Full paper abstract below the jump.
Behind The Framing Scenes: Qualitative Approaches to Analyze the NGO vs. Government Framing Strategies on Irregular Immigration
By Øyvind Ihlen, Tine Ustad Figenschou and Anna Grøndahl Larsen (University of Oslo)
Paper for ICA Preconference on Qualitative Political Communication Research, Seattle, May 2014
Abstract: Immigration in general and “irregular” immigration in particular is a controversial, important and emotional issue worldwide. The restrictive immigration policy in many Western countries has also led to a wave of protests and political mobilization of irregular migrants and pro-migrant activists throughout Europe, North America and Australia (Nyers, 2010).
In this paper we regard the authorities and the NGOs as so-called frame sponsors that confront each others in framing contests over how the issue of irregular immigration should be defined (problem definition), what causes the problems, and what solutions would work (Entman, 1993). The paper offers an innovative approach to framing contests in its behind-the-scenes ethnographic study of how two competing frame sponsors adapt to, and seek to exploit, the logic of the news media. The extant literature on immigration and the media has emphasized media content and to some extent media reception over news production (e.g., Horsti, 2008). Still, little is known about the production processes leading up to the news on migration. Based on data from extensive ethnographic fieldwork and 35 qualitative interviews with nongovernmental organizations (NGOs) and public authorities in a small western democracy (Norway), the paper moves beyond textual analysis in an in-depth analysis of the strategizing that goes on behind the scenes. Thus, the study extends the traditional political communication literature which has placed a strong emphasis on politicians in election campaigns (e.g., Sanders, 2009). By situating the strategies and actors in the broader political and social context, the paper also heeds the call for more ethnography in both political science and public relations (e.g., Everett & Johnston, 2012) and for more attention to power in framing research (Carragee & Roefs, 2004).

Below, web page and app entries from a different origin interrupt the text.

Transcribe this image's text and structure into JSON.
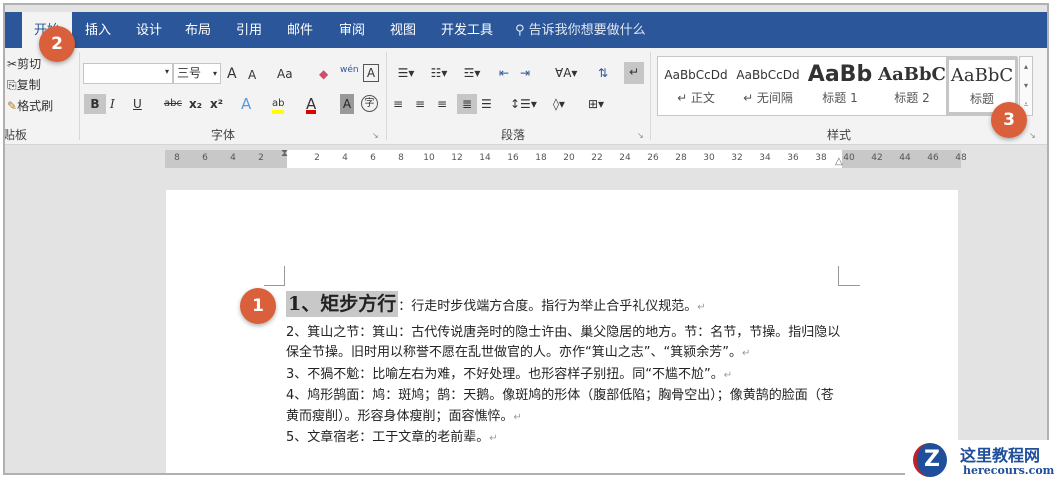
{
  "tabs": [
    "开始",
    "插入",
    "设计",
    "布局",
    "引用",
    "邮件",
    "审阅",
    "视图",
    "开发工具"
  ],
  "tell_me": "告诉我你想要做什么",
  "clipboard": {
    "cut": "剪切",
    "copy": "复制",
    "format_painter": "格式刷",
    "label": "剪贴板"
  },
  "font": {
    "name": "",
    "size": "三号",
    "label": "字体",
    "change_case": "Aa",
    "grow": "A",
    "shrink": "A",
    "bold": "B",
    "italic": "I",
    "underline": "U",
    "strike": "abc",
    "sub": "x₂",
    "sup": "x²",
    "phonetic": "wén",
    "char_border": "A",
    "text_effect": "A",
    "highlight": "ab",
    "font_color": "A",
    "char_shading": "A",
    "enclose": "字",
    "highlight_color": "#ffff00",
    "font_color_value": "#e00000"
  },
  "paragraph": {
    "label": "段落"
  },
  "styles": {
    "label": "样式",
    "items": [
      {
        "sample": "AaBbCcDd",
        "name": "↵ 正文"
      },
      {
        "sample": "AaBbCcDd",
        "name": "↵ 无间隔"
      },
      {
        "sample": "AaBb",
        "name": "标题 1"
      },
      {
        "sample": "AaBbC",
        "name": "标题 2"
      },
      {
        "sample": "AaBbC",
        "name": "标题"
      }
    ]
  },
  "ruler": {
    "left": [
      "8",
      "6",
      "4",
      "2"
    ],
    "right": [
      "2",
      "4",
      "6",
      "8",
      "10",
      "12",
      "14",
      "16",
      "18",
      "20",
      "22",
      "24",
      "26",
      "28",
      "30",
      "32",
      "34",
      "36",
      "38",
      "40",
      "42",
      "44",
      "46",
      "48"
    ]
  },
  "document": {
    "heading": "1、矩步方行",
    "heading_rest": "：行走时步伐端方合度。指行为举止合乎礼仪规范。",
    "paragraphs": [
      "2、箕山之节：箕山：古代传说唐尧时的隐士许由、巢父隐居的地方。节：名节，节操。指归隐以保全节操。旧时用以称誉不愿在乱世做官的人。亦作“箕山之志”、“箕颍余芳”。",
      "3、不猧不魀：比喻左右为难，不好处理。也形容样子别扭。同“不尴不尬”。",
      "4、鸠形鹄面：鸠：斑鸠；鹄：天鹅。像斑鸠的形体（腹部低陷；胸骨空出）；像黄鹄的脸面（苍黄而瘦削）。形容身体瘦削；面容憔悴。",
      "5、文章宿老：工于文章的老前辈。"
    ],
    "para_mark": "↵"
  },
  "badges": [
    "1",
    "2",
    "3"
  ],
  "watermark": {
    "title": "这里教程网",
    "url": "herecours.com"
  },
  "colors": {
    "tabbar": "#2b579a",
    "badge": "#d9603b"
  }
}
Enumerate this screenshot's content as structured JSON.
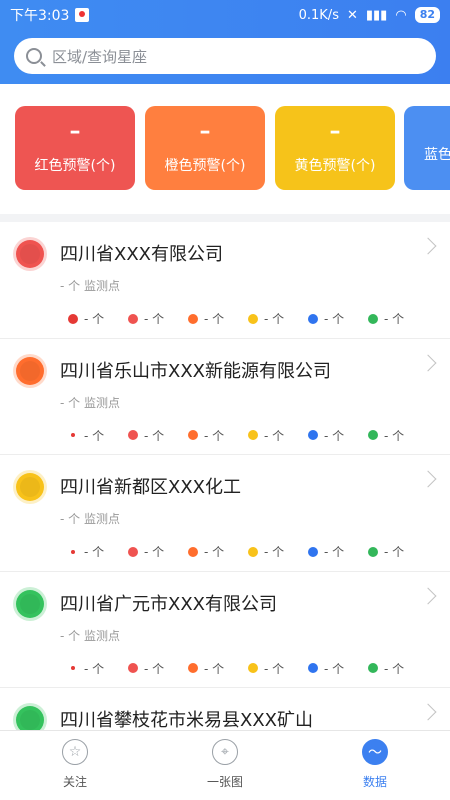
{
  "status": {
    "time": "下午3:03",
    "speed": "0.1K/s",
    "battery": "82"
  },
  "search": {
    "placeholder": "区域/查询星座"
  },
  "cards": [
    {
      "count": "–",
      "label": "红色预警(个)",
      "color": "#ee5552"
    },
    {
      "count": "–",
      "label": "橙色预警(个)",
      "color": "#ff7f3f"
    },
    {
      "count": "–",
      "label": "黄色预警(个)",
      "color": "#f6c31a"
    },
    {
      "count": "",
      "label": "蓝色",
      "color": "#4c8ff2"
    }
  ],
  "legend_colors": [
    "#e53935",
    "#ef5350",
    "#ff6d2d",
    "#f8c21a",
    "#2f74ef",
    "#33b75a"
  ],
  "list": [
    {
      "name": "四川省XXX有限公司",
      "sub": "- 个 监测点",
      "dot_color": "#ef5350",
      "first_dot_small": false,
      "counts": [
        "- 个",
        "- 个",
        "- 个",
        "- 个",
        "- 个",
        "- 个"
      ]
    },
    {
      "name": "四川省乐山市XXX新能源有限公司",
      "sub": "- 个 监测点",
      "dot_color": "#ff6d2d",
      "first_dot_small": true,
      "counts": [
        "- 个",
        "- 个",
        "- 个",
        "- 个",
        "- 个",
        "- 个"
      ]
    },
    {
      "name": "四川省新都区XXX化工",
      "sub": "- 个 监测点",
      "dot_color": "#f8c21a",
      "first_dot_small": true,
      "counts": [
        "- 个",
        "- 个",
        "- 个",
        "- 个",
        "- 个",
        "- 个"
      ]
    },
    {
      "name": "四川省广元市XXX有限公司",
      "sub": "- 个 监测点",
      "dot_color": "#34c25d",
      "first_dot_small": true,
      "counts": [
        "- 个",
        "- 个",
        "- 个",
        "- 个",
        "- 个",
        "- 个"
      ]
    },
    {
      "name": "四川省攀枝花市米易县XXX矿山",
      "sub": "",
      "dot_color": "#34c25d",
      "first_dot_small": true,
      "counts": []
    }
  ],
  "tabs": [
    {
      "label": "关注",
      "icon": "star-icon",
      "active": false
    },
    {
      "label": "一张图",
      "icon": "location-pin-icon",
      "active": false
    },
    {
      "label": "数据",
      "icon": "wave-icon",
      "active": true
    }
  ]
}
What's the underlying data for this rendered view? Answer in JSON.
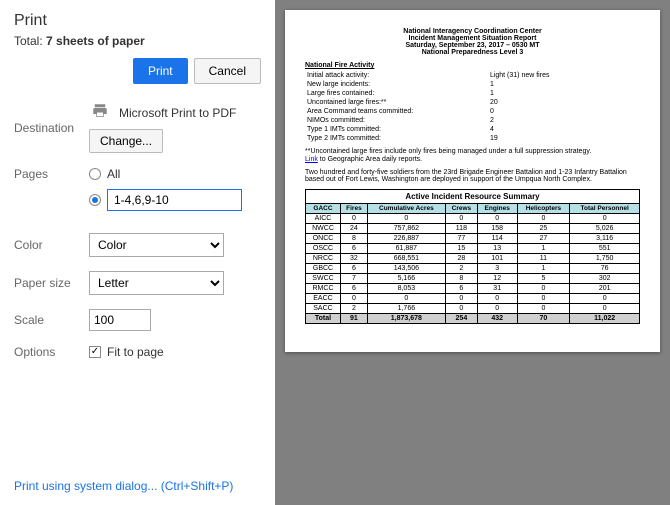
{
  "dialog": {
    "title": "Print",
    "total_prefix": "Total: ",
    "total_value": "7 sheets of paper",
    "print_btn": "Print",
    "cancel_btn": "Cancel"
  },
  "destination": {
    "label": "Destination",
    "name": "Microsoft Print to PDF",
    "change_btn": "Change..."
  },
  "pages": {
    "label": "Pages",
    "all_label": "All",
    "custom_value": "1-4,6,9-10"
  },
  "color": {
    "label": "Color",
    "value": "Color"
  },
  "paper": {
    "label": "Paper size",
    "value": "Letter"
  },
  "scale": {
    "label": "Scale",
    "value": "100"
  },
  "options": {
    "label": "Options",
    "fit_label": "Fit to page"
  },
  "syslink": {
    "text": "Print using system dialog... ",
    "shortcut": "(Ctrl+Shift+P)"
  },
  "doc": {
    "header": [
      "National Interagency Coordination Center",
      "Incident Management Situation Report",
      "Saturday, September 23, 2017 – 0530 MT",
      "National Preparedness Level 3"
    ],
    "fire_section_title": "National Fire Activity",
    "fire_rows": [
      [
        "Initial attack activity:",
        "Light (31) new fires"
      ],
      [
        "New large incidents:",
        "1"
      ],
      [
        "Large fires contained:",
        "1"
      ],
      [
        "Uncontained large fires:**",
        "20"
      ],
      [
        "Area Command teams committed:",
        "0"
      ],
      [
        "NIMOs committed:",
        "2"
      ],
      [
        "Type 1 IMTs committed:",
        "4"
      ],
      [
        "Type 2 IMTs committed:",
        "19"
      ]
    ],
    "note1": "**Uncontained large fires include only fires being managed under a full suppression strategy.",
    "link_word": "Link",
    "link_rest": " to Geographic Area daily reports.",
    "para": "Two hundred and forty-five soldiers from the 23rd Brigade Engineer Battalion and 1-23 Infantry Battalion based out of Fort Lewis, Washington are deployed in support of the Umpqua North Complex.",
    "table_caption": "Active Incident Resource Summary",
    "table_headers": [
      "GACC",
      "Fires",
      "Cumulative Acres",
      "Crews",
      "Engines",
      "Helicopters",
      "Total Personnel"
    ],
    "table_rows": [
      [
        "AICC",
        "0",
        "0",
        "0",
        "0",
        "0",
        "0"
      ],
      [
        "NWCC",
        "24",
        "757,862",
        "118",
        "158",
        "25",
        "5,026"
      ],
      [
        "ONCC",
        "8",
        "226,887",
        "77",
        "114",
        "27",
        "3,116"
      ],
      [
        "OSCC",
        "6",
        "61,887",
        "15",
        "13",
        "1",
        "551"
      ],
      [
        "NRCC",
        "32",
        "668,551",
        "28",
        "101",
        "11",
        "1,750"
      ],
      [
        "GBCC",
        "6",
        "143,506",
        "2",
        "3",
        "1",
        "76"
      ],
      [
        "SWCC",
        "7",
        "5,166",
        "8",
        "12",
        "5",
        "302"
      ],
      [
        "RMCC",
        "6",
        "8,053",
        "6",
        "31",
        "0",
        "201"
      ],
      [
        "EACC",
        "0",
        "0",
        "0",
        "0",
        "0",
        "0"
      ],
      [
        "SACC",
        "2",
        "1,766",
        "0",
        "0",
        "0",
        "0"
      ]
    ],
    "table_total": [
      "Total",
      "91",
      "1,873,678",
      "254",
      "432",
      "70",
      "11,022"
    ]
  }
}
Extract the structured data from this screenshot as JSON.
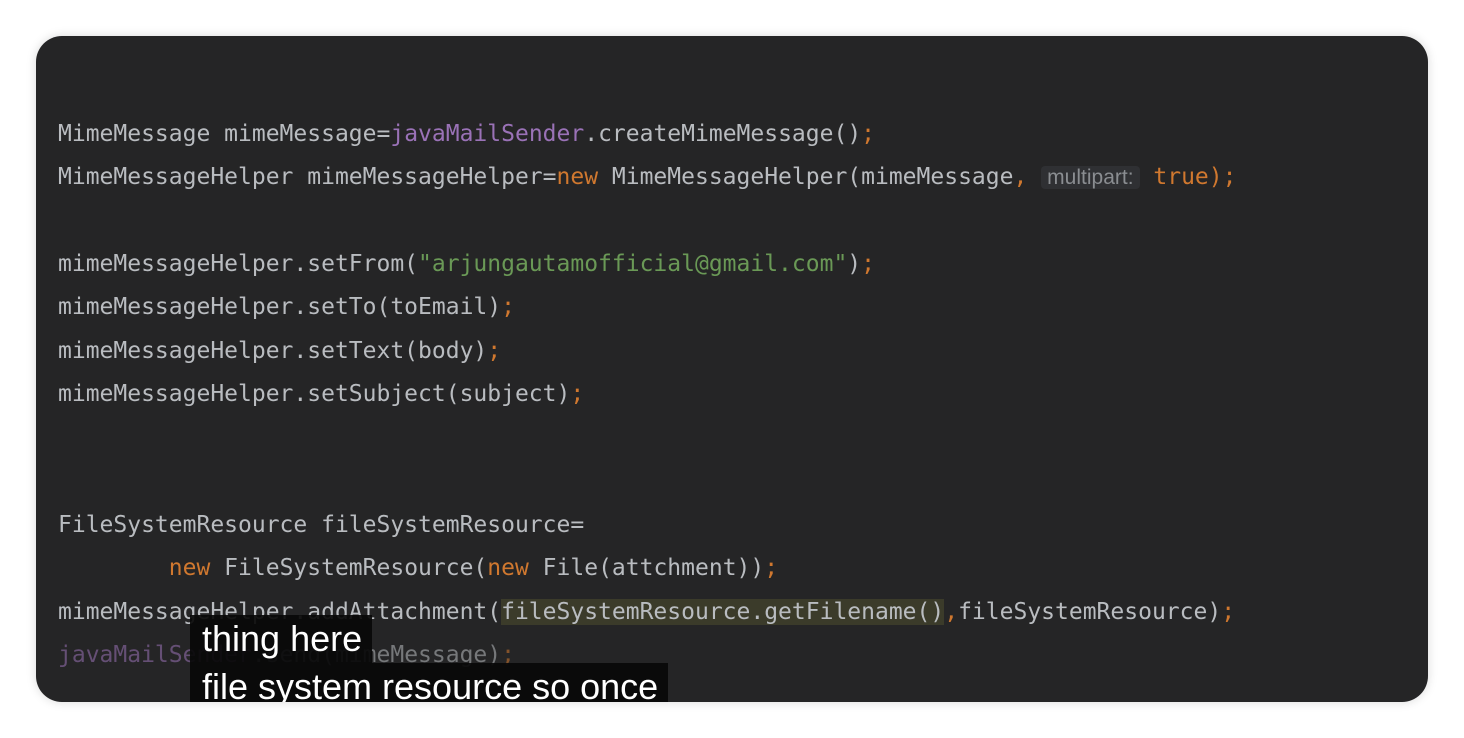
{
  "code": {
    "l1": {
      "t1": "MimeMessage mimeMessage=",
      "t2": "javaMailSender",
      "t3": ".createMimeMessage()",
      "t4": ";"
    },
    "l2": {
      "t1": "MimeMessageHelper mimeMessageHelper=",
      "t2": "new",
      "t3": " MimeMessageHelper(mimeMessage",
      "t4": ", ",
      "hint": "multipart:",
      "t5": " ",
      "t6": "true",
      "t7": ");"
    },
    "l3": {
      "t1": "mimeMessageHelper.setFrom(",
      "t2": "\"arjungautamofficial@gmail.com\"",
      "t3": ")",
      "t4": ";"
    },
    "l4": {
      "t1": "mimeMessageHelper.setTo(toEmail)",
      "t2": ";"
    },
    "l5": {
      "t1": "mimeMessageHelper.setText(body)",
      "t2": ";"
    },
    "l6": {
      "t1": "mimeMessageHelper.setSubject(subject)",
      "t2": ";"
    },
    "l7": {
      "t1": "FileSystemResource fileSystemResource="
    },
    "l8": {
      "t1": "        ",
      "t2": "new",
      "t3": " FileSystemResource(",
      "t4": "new",
      "t5": " File(attchment))",
      "t6": ";"
    },
    "l9": {
      "t1": "mimeMessageHelper.addAttachment(",
      "t2": "fileSystemResource.getFilename()",
      "t3": ",",
      "t4": "fileSystemResource)",
      "t5": ";"
    },
    "l10": {
      "t1": "javaMailSender",
      "t2": ".send(mimeMessage)",
      "t3": ";"
    }
  },
  "captions": [
    "thing here",
    "file system resource so once"
  ]
}
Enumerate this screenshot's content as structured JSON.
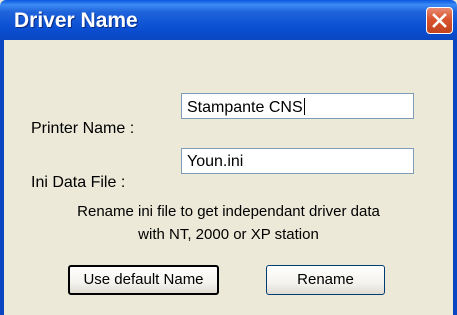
{
  "window": {
    "title": "Driver Name"
  },
  "form": {
    "printer_label": "Printer Name :",
    "printer_value": "Stampante CNS",
    "ini_label": "Ini Data File :",
    "ini_value": "Youn.ini"
  },
  "info": {
    "line1": "Rename ini file to get independant driver data",
    "line2": "with NT, 2000 or XP station"
  },
  "buttons": {
    "default_label": "Use default Name",
    "rename_label": "Rename"
  },
  "icons": {
    "close": "close-icon"
  }
}
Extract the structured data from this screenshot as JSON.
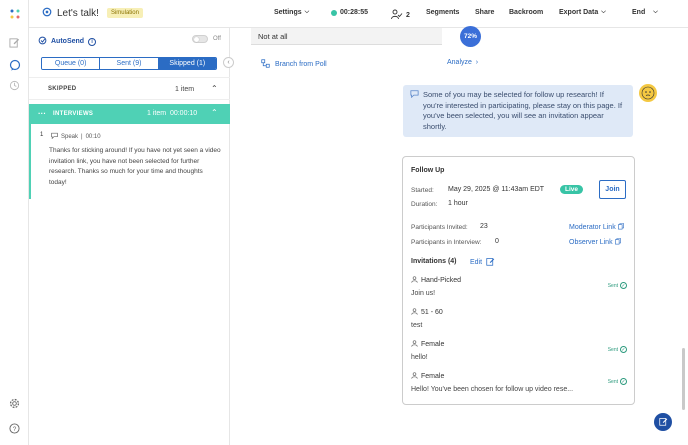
{
  "app": {
    "title": "Let's talk!",
    "badge": "Simulation"
  },
  "topnav": {
    "settings": "Settings",
    "timer": "00:28:55",
    "participants_count": "2",
    "segments": "Segments",
    "share": "Share",
    "backroom": "Backroom",
    "export_data": "Export Data",
    "end": "End"
  },
  "left_rail": {
    "icons": [
      "logo-icon",
      "edit-icon",
      "chat-icon",
      "history-icon",
      "settings-icon",
      "help-icon"
    ]
  },
  "left_panel": {
    "autosend_label": "AutoSend",
    "autosend_state": "Off",
    "tabs": [
      {
        "label": "Queue (0)",
        "active": false
      },
      {
        "label": "Sent (9)",
        "active": false
      },
      {
        "label": "Skipped (1)",
        "active": true
      }
    ],
    "skipped": {
      "label": "SKIPPED",
      "count": "1 item"
    },
    "interviews": {
      "label": "INTERVIEWS",
      "count": "1 item",
      "duration": "00:00:10"
    },
    "item": {
      "number": "1",
      "type": "Speak",
      "time": "00:10",
      "text": "Thanks for sticking around! If you have not yet seen a video invitation link, you have not been selected for further research. Thanks so much for your time and thoughts today!"
    }
  },
  "main": {
    "poll_option": "Not at all",
    "poll_percent": "72%",
    "branch_from_poll": "Branch from Poll",
    "analyze": "Analyze",
    "message": "Some of you may be selected for follow up research! If you're interested in participating, please stay on this page. If you've been selected, you will see an invitation appear shortly.",
    "follow_up": {
      "title": "Follow Up",
      "started_label": "Started:",
      "started_value": "May 29, 2025 @ 11:43am EDT",
      "status": "Live",
      "join": "Join",
      "duration_label": "Duration:",
      "duration_value": "1 hour",
      "invited_label": "Participants Invited:",
      "invited_value": "23",
      "in_interview_label": "Participants in Interview:",
      "in_interview_value": "0",
      "moderator_link": "Moderator Link",
      "observer_link": "Observer Link",
      "invitations_label": "Invitations (4)",
      "edit": "Edit",
      "invitations": [
        {
          "segment": "Hand-Picked",
          "message": "Join us!",
          "status": "Sent"
        },
        {
          "segment": "51 - 60",
          "message": "test",
          "status": ""
        },
        {
          "segment": "Female",
          "message": "hello!",
          "status": "Sent"
        },
        {
          "segment": "Female",
          "message": "Hello! You've been chosen for follow up video rese...",
          "status": "Sent"
        }
      ]
    }
  },
  "colors": {
    "accent": "#2b6cc4",
    "teal": "#4fd1b5",
    "live": "#38c4a6",
    "message_bg": "#dfe9f7",
    "badge_bg": "#f7efb6"
  }
}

The research questions are as follow: How do the authorities and NGOs work strategically behind the scenes to frame irregular immigration? How do they strive to maximize their resources, contest with each other, reflect on the challenges they face and adapt their communication strategies to the logic of the news media? And, finally, how do the two parties’ uneven resources and power limit and enable these framing strategies?
Carragee, K. M., & Roefs, W. (2004). The neglect of power in recent framing research. Journal of Communication, 54(2), 214-233.
Entman, R. M. (1993). Framing: Toward clarification of a fractured paradigm. Journal of Communication, 43(4), 51-58.
Everett, J. L., & Johnston, K. A. (2012). Toward an ethnographic imperative in public relations research. Public Relations Review, 38(4), 522-528. doi: 10.1016/j.pubrev.2012.05.006
Horsti, K. (2008). Overview of Nordic Media Research on immigration and Ethnic relations. From text analysis to the study of Production, Use and Reception.
Nordicom Review, 29(2), 275-293.
Nyers, P. (2010). No one is illegal between city and nation. Studies in social justice,
Sanders, K. (2009). Communicating politics in the twenty-first century. New York: Palgrave MacMillan.